Having worked with numerous students at the undergraduate and graduate levels, I have found my ideal student to have multiple attributes. First and foremost, huge enthusiasm for the subject matter is a must. Students in my classrooms, or who are participating in my research, who are well organized always excel. In addition, for those students who perform research with me, those with goal-oriented tendencies in their scientific work as well as in their lives tend to do well. In other words, my ideal student is one who values the opportunities science affords them and is efficient in making the most out of their experiences.

Favorite place to be/thing to do on campus is…

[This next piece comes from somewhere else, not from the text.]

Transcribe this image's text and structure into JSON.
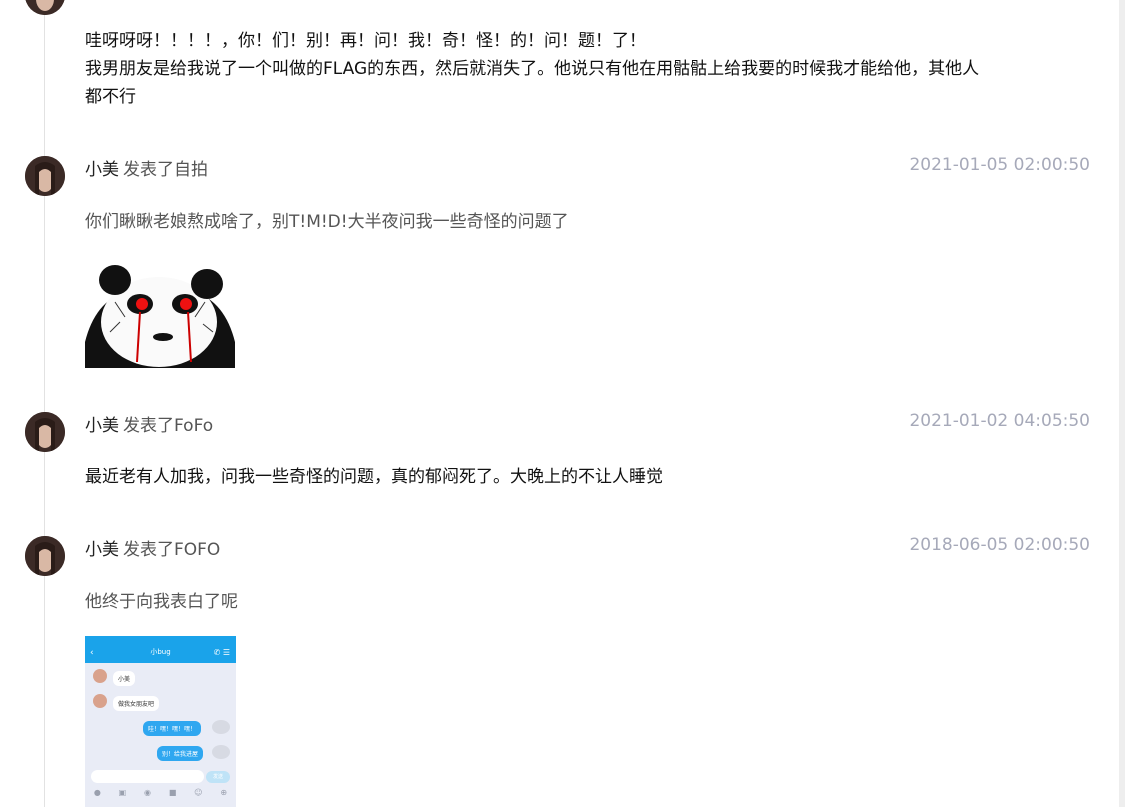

Well, beyond teaching young minds and research, this would have to be exploring the Trial Gardens outside the College of Pharmacy. I did quite a bit of landscaping with my father when I was growing up, either at our family’s home or one of my parents’ rental properties. Also, I made the most out of the wild spaces of California by camping in various environments. As a result, I really enjoy nature, its sense of renewal and the beauty it provides. Thus, being able to walk through the gardens during the non-winter months on the way to my office is always exciting. My 3-year-old daughter, Charlotte, also loves it, making for great father-daughter memories when she visits me at work.

Beyond the UGA campus, I like to…

I enjoy doing things that get me outdoors with the family. By myself, this has a tendency to be enjoying golfing. With my wife and daughter, it is taking in mountain slopes and vistas while skiing, going hiking or taking walks. Occasionally, I also play a little tennis and help my daughter learn to swim.

Community/civic involvement includes….

Outside my role as a faculty member at UGA, I am a captain in the United States Army Reserve. Over the past 19 years, I have been privileged to participate in defending the U.S. in multiple roles and settings in parallel to my civilian scientific career. I enlisted as a combat engineer before transitioning as an officer to the Adjutant General Corps, and then the Medical Service Corps where I find myself serving today. Currently, I lend my scientific, combat and command experience as a science and technology adviser to the U.S. Army’s Research, Development and Engineering Command. In this role, I assist the Army effort in identifying technology gaps for our armed forces, plus assist and guide research projects to remediate those gaps. My service also has allowed me to serve in unique locations, such as the Marshall Islands 1996, 1997; South Korea, 2001; Germany, 2007; as well as a combat tour in Baghdad, Iraq, 2004.

Favorite book/movie (and why)?

For the movie, I am rather unoriginal; it’s “Indiana Jones and the Last Crusade.”  The sense of adventure Dr. Jones embodies by leveraging an understanding of archeology/history to make fantastic breakthroughs in humans’ understanding of their surroundings is something I try to emulate in my scientific approach. In my case, it’s basic science biomedical research I leverage to pave the way for my impactful translational research. For the book, it would be either Erich Remarque’s “All Quiet on the Western Front” or Doris Goodwin’s “Team of Rivals: The Political Genius of Abraham Lincoln.” The former reflects my appreciation as a U.S. officer for the role military conflict plays in our society and the cost it brings. The latter provides insight on how to assemble effective teams of diverse personalities to achieve a common goal, something I need to do on a daily basis in pursuit of my scientific work.

Proudest moment at UGA?

As a relatively new arrival, I would say sitting in my office on my first day while looking out the window at the campus with my UGA hat on and knowing that I am a part of an institution where I can make the best science happen to the betterment of society and contribute to training the next generation of scientists.

 

Originally published Jan. 11, 2015

Published Sunday,